A few days ago I worked at spreading some more leaves around the vegetable gardens to use as a layer of mulch.
Any leaves that fall in our yard get run over by the lawn mower and mulched back into the yard. We don’t have a lot of trees dropping a lot of leaves, so I look to get leaves for other people. I have been known to stop and pick up leaves when people bag them and put them at the curb for garbage pick up.
Our neighbors have been collecting other peoples leaves for many years. They use the leaves in their vegetable garden and other places around the property for mulching. This year they have even had a two guys that have lawn service companies drop their leaves at the house instead of taking them to the dump. It is a win-win situation. The lawn service guy doesn’t have to pay to dump his load and my neighbors benefit from the extra leaves.
I have been able to benefit from this too. All the bagged leaves that I have picked up have already been used. When I tilled up a new garden section this winter I added leaves and tilled them all under into the ground so they could start breaking down and lightening the thick clay soil up before I planted things this spring. When my leave stash was gone I was able to go next door and pick up more leaves from my neighbors pile to use.
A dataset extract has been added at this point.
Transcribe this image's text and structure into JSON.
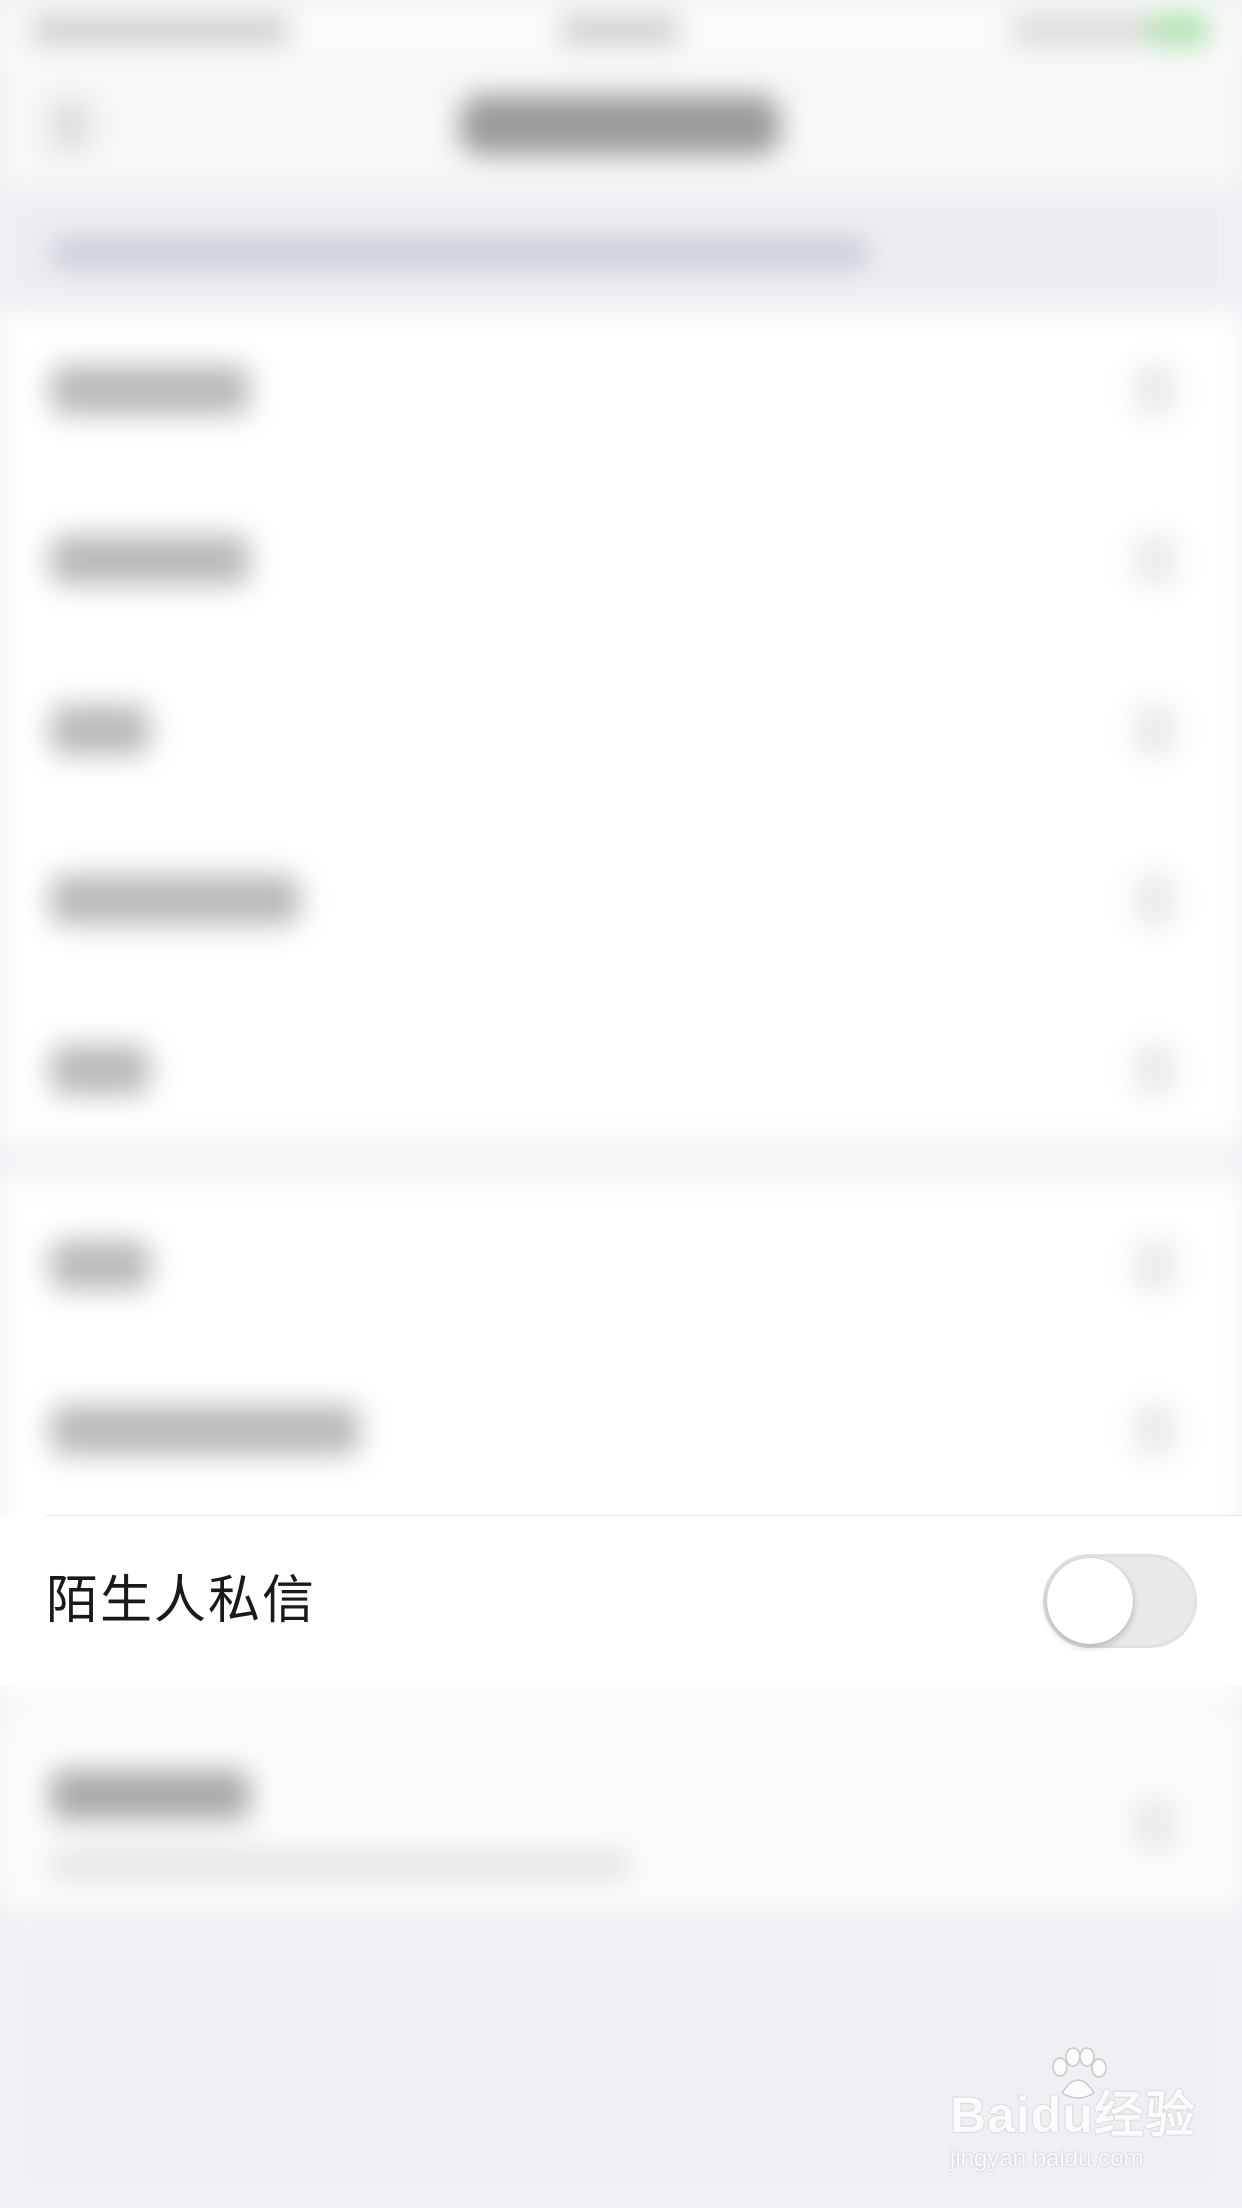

I am mainly using them to cover the ground around the vegetables and between rows to help keep the moisture in. As I dig kitchen scrapes into the garden beds around the veggies (called trench composting), the leaves are getting worked into the soil with the kitchen scraps. Right now, the compost tumbler is working its magic. I am not adding any addition food scraps to it right now. So right now all the kitchen scraps go directly into the garden where they can break down while the veggies grow.
I start in one raised bed and add as much to that bed until I run out of space before I move onto another raised bed. I am careful not to disturb the plants root.
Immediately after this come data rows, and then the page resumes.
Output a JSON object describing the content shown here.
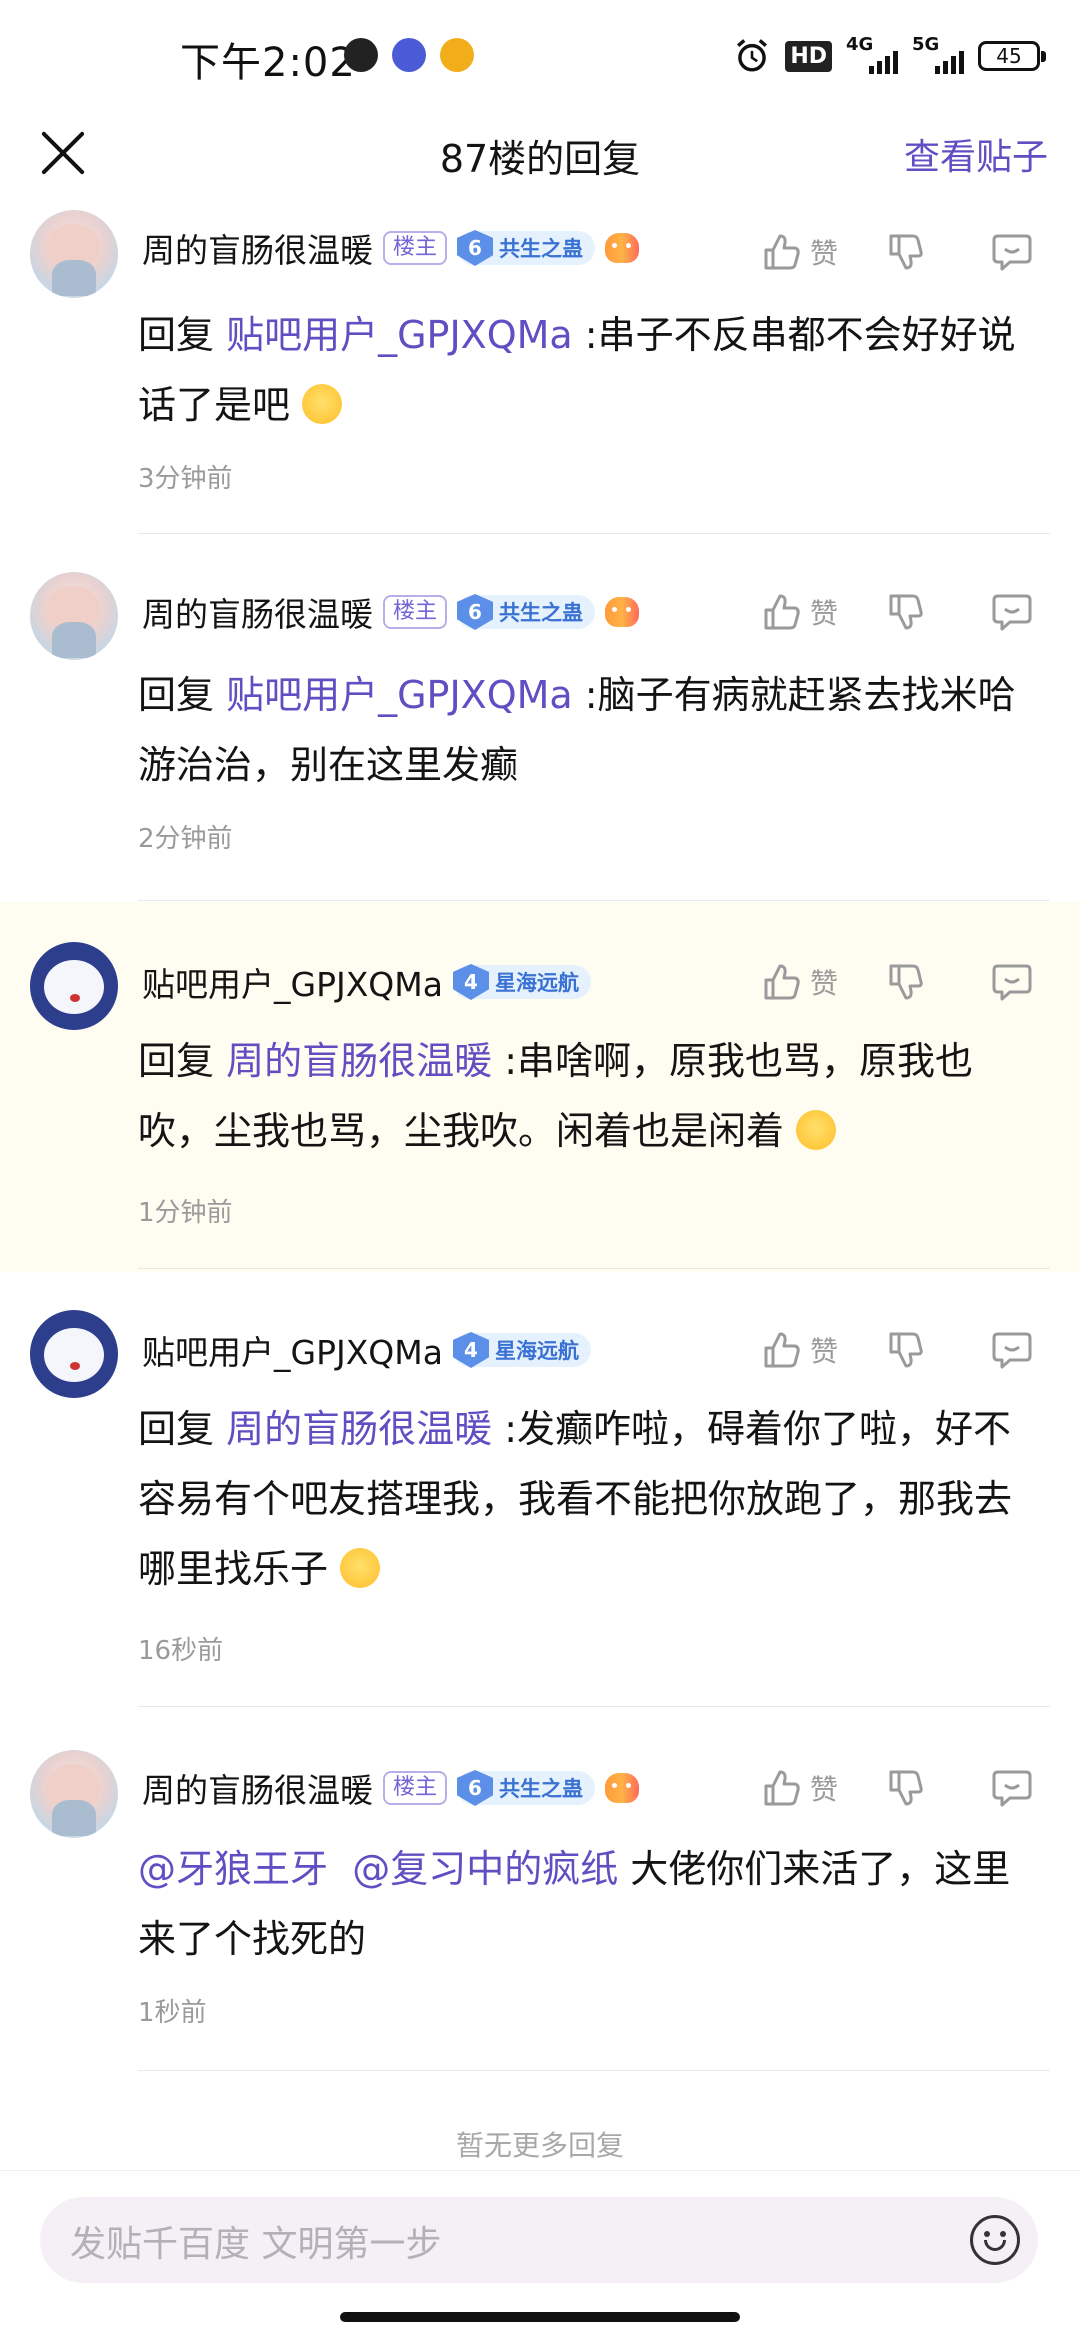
{
  "status_bar": {
    "time": "下午2:02",
    "hd": "HD",
    "net1": "4G",
    "net2": "5G",
    "battery": "45"
  },
  "header": {
    "close_icon": "close-icon",
    "title": "87楼的回复",
    "view_post": "查看贴子"
  },
  "comments": [
    {
      "username": "周的盲肠很温暖",
      "owner_tag": "楼主",
      "level": "6",
      "level_name": "共生之蛊",
      "like_label": "赞",
      "reply_prefix": "回复",
      "mention": "贴吧用户_GPJXQMa",
      "text": " :串子不反串都不会好好说话了是吧",
      "time": "3分钟前"
    },
    {
      "username": "周的盲肠很温暖",
      "owner_tag": "楼主",
      "level": "6",
      "level_name": "共生之蛊",
      "like_label": "赞",
      "reply_prefix": "回复",
      "mention": "贴吧用户_GPJXQMa",
      "text": " :脑子有病就赶紧去找米哈游治治，别在这里发癫",
      "time": "2分钟前"
    },
    {
      "username": "贴吧用户_GPJXQMa",
      "level": "4",
      "level_name": "星海远航",
      "like_label": "赞",
      "reply_prefix": "回复",
      "mention": "周的盲肠很温暖",
      "text": " :串啥啊，原我也骂，原我也吹，尘我也骂，尘我吹。闲着也是闲着",
      "time": "1分钟前"
    },
    {
      "username": "贴吧用户_GPJXQMa",
      "level": "4",
      "level_name": "星海远航",
      "like_label": "赞",
      "reply_prefix": "回复",
      "mention": "周的盲肠很温暖",
      "text": " :发癫咋啦，碍着你了啦，好不容易有个吧友搭理我，我看不能把你放跑了，那我去哪里找乐子",
      "time": "16秒前"
    },
    {
      "username": "周的盲肠很温暖",
      "owner_tag": "楼主",
      "level": "6",
      "level_name": "共生之蛊",
      "like_label": "赞",
      "mention_a": "@牙狼王牙",
      "mention_b": "@复习中的疯纸",
      "text": " 大佬你们来活了，这里来了个找死的",
      "time": "1秒前"
    }
  ],
  "footer": {
    "no_more": "暂无更多回复",
    "input_placeholder": "发贴千百度 文明第一步"
  },
  "colors": {
    "accent": "#614ec2",
    "level_blue": "#3a72d4",
    "highlight_bg": "#fffdf2"
  }
}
Behind my yard cart you can see some of my southern peas growing. I don’t know the correct name of this pea. It isn’t a purple hull, but some other southern growing pea. My neighbors brought it back from Florida a few years ago and they let some of the pea pods dry to use as seeds. I used some of the seeds and liked the peas that they produced, so this is my second season growing them. They freeze well and I have added them to many soups. In between the rows of peas I have put leaves. They crunch right now when I walk on them, but they will start to break down and work their way into the ground. At some point I will sprinkle a little manure over the top to weigh them down a bit. That helps keep them in place and not blow away if we get a lot of wind. I have a nice pile of horse manure that has been sitting for four months. It has broken down well and will work great.